▸ Task item: Return the records exactly as they stand, and keep the pictures out of the copy.

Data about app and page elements

# # # #

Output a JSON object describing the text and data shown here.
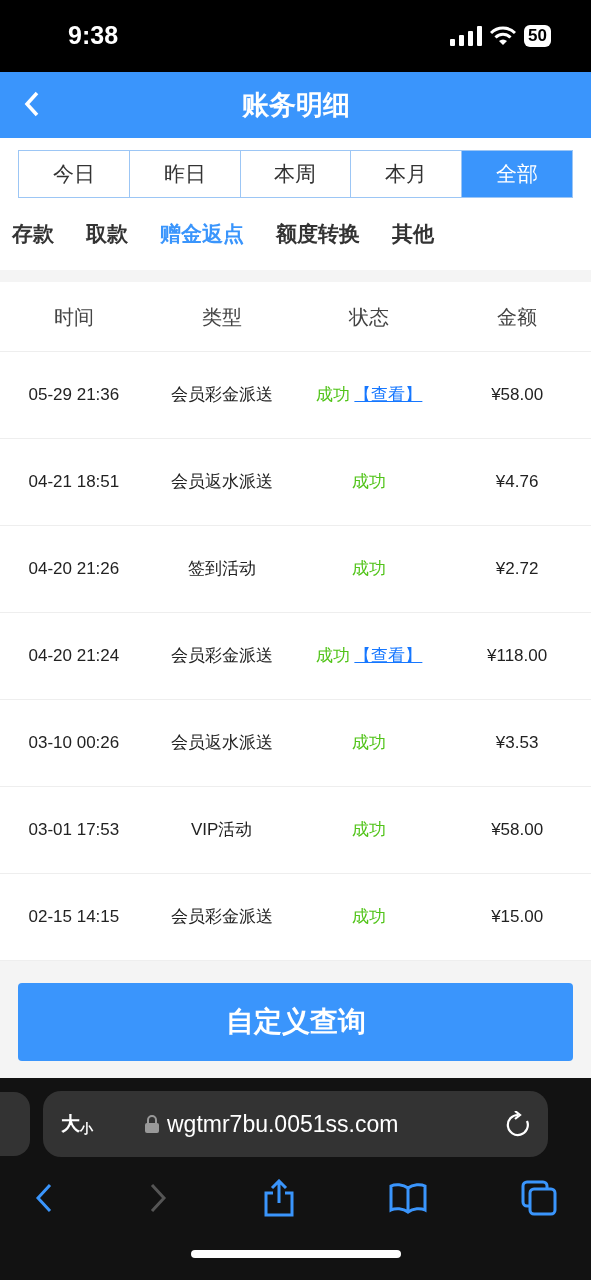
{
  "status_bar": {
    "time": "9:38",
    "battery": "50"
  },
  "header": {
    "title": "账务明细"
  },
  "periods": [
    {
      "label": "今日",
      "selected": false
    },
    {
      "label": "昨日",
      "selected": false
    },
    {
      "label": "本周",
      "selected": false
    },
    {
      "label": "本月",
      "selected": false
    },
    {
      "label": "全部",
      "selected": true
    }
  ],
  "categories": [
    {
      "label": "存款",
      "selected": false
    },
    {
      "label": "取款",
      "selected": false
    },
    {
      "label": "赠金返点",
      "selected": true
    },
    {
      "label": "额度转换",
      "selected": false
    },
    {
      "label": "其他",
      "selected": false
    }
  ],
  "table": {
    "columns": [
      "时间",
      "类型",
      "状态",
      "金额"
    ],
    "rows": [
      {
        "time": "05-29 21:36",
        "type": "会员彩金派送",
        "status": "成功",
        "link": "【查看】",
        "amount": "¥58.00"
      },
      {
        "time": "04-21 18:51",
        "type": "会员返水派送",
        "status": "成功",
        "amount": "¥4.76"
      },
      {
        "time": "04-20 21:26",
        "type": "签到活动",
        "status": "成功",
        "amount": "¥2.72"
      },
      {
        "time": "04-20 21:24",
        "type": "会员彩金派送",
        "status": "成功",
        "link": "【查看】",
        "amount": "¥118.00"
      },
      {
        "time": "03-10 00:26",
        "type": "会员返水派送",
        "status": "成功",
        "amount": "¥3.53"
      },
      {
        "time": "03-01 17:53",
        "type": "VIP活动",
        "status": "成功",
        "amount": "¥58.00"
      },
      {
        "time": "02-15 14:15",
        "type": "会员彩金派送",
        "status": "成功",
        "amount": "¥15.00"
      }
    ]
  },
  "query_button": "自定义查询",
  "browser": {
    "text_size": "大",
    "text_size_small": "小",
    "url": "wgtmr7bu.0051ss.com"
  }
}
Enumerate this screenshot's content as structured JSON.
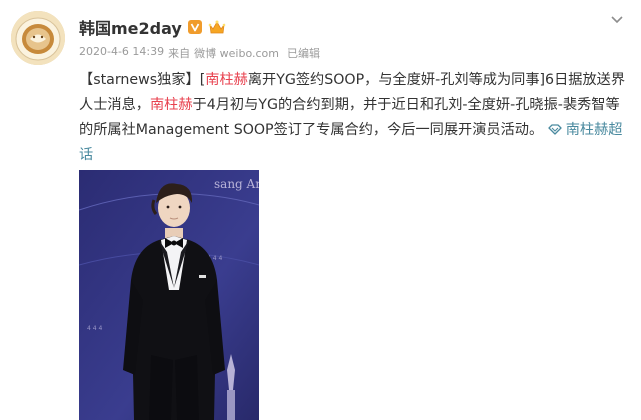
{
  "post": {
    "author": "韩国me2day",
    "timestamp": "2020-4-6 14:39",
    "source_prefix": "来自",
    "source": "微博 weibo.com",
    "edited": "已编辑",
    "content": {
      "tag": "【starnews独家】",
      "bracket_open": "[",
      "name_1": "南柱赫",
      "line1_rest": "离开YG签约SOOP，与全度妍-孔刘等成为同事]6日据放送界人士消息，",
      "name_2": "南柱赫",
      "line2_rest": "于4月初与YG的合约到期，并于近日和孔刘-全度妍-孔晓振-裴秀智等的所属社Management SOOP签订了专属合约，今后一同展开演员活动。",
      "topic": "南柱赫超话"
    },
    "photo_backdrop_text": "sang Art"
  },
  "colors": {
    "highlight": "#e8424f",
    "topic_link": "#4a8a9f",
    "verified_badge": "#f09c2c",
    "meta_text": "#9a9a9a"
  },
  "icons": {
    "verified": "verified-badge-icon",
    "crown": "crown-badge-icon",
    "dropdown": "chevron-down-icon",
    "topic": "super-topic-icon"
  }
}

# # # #

▸ Solution for this task:
Output a JSON object describing the text and data shown here.
{
  "status_bar": {
    "time": "9:38",
    "battery": "50"
  },
  "header": {
    "title": "账务明细"
  },
  "periods": [
    {
      "label": "今日",
      "selected": false
    },
    {
      "label": "昨日",
      "selected": false
    },
    {
      "label": "本周",
      "selected": false
    },
    {
      "label": "本月",
      "selected": false
    },
    {
      "label": "全部",
      "selected": true
    }
  ],
  "categories": [
    {
      "label": "存款",
      "selected": false
    },
    {
      "label": "取款",
      "selected": false
    },
    {
      "label": "赠金返点",
      "selected": true
    },
    {
      "label": "额度转换",
      "selected": false
    },
    {
      "label": "其他",
      "selected": false
    }
  ],
  "table": {
    "columns": [
      "时间",
      "类型",
      "状态",
      "金额"
    ],
    "rows": [
      {
        "time": "05-29 21:36",
        "type": "会员彩金派送",
        "status": "成功",
        "link": "【查看】",
        "amount": "¥58.00"
      },
      {
        "time": "04-21 18:51",
        "type": "会员返水派送",
        "status": "成功",
        "amount": "¥4.76"
      },
      {
        "time": "04-20 21:26",
        "type": "签到活动",
        "status": "成功",
        "amount": "¥2.72"
      },
      {
        "time": "04-20 21:24",
        "type": "会员彩金派送",
        "status": "成功",
        "link": "【查看】",
        "amount": "¥118.00"
      },
      {
        "time": "03-10 00:26",
        "type": "会员返水派送",
        "status": "成功",
        "amount": "¥3.53"
      },
      {
        "time": "03-01 17:53",
        "type": "VIP活动",
        "status": "成功",
        "amount": "¥58.00"
      },
      {
        "time": "02-15 14:15",
        "type": "会员彩金派送",
        "status": "成功",
        "amount": "¥15.00"
      }
    ]
  },
  "query_button": "自定义查询",
  "browser": {
    "text_size": "大",
    "text_size_small": "小",
    "url": "wgtmr7bu.0051ss.com"
  }
}
Enumerate this screenshot's content as structured JSON.
{
  "post": {
    "author": "韩国me2day",
    "timestamp": "2020-4-6 14:39",
    "source_prefix": "来自",
    "source": "微博 weibo.com",
    "edited": "已编辑",
    "content": {
      "tag": "【starnews独家】",
      "bracket_open": "[",
      "name_1": "南柱赫",
      "line1_rest": "离开YG签约SOOP，与全度妍-孔刘等成为同事]6日据放送界人士消息，",
      "name_2": "南柱赫",
      "line2_rest": "于4月初与YG的合约到期，并于近日和孔刘-全度妍-孔晓振-裴秀智等的所属社Management SOOP签订了专属合约，今后一同展开演员活动。",
      "topic": "南柱赫超话"
    },
    "photo_backdrop_text": "sang Art"
  },
  "colors": {
    "highlight": "#e8424f",
    "topic_link": "#4a8a9f",
    "verified_badge": "#f09c2c",
    "meta_text": "#9a9a9a"
  },
  "icons": {
    "verified": "verified-badge-icon",
    "crown": "crown-badge-icon",
    "dropdown": "chevron-down-icon",
    "topic": "super-topic-icon"
  }
}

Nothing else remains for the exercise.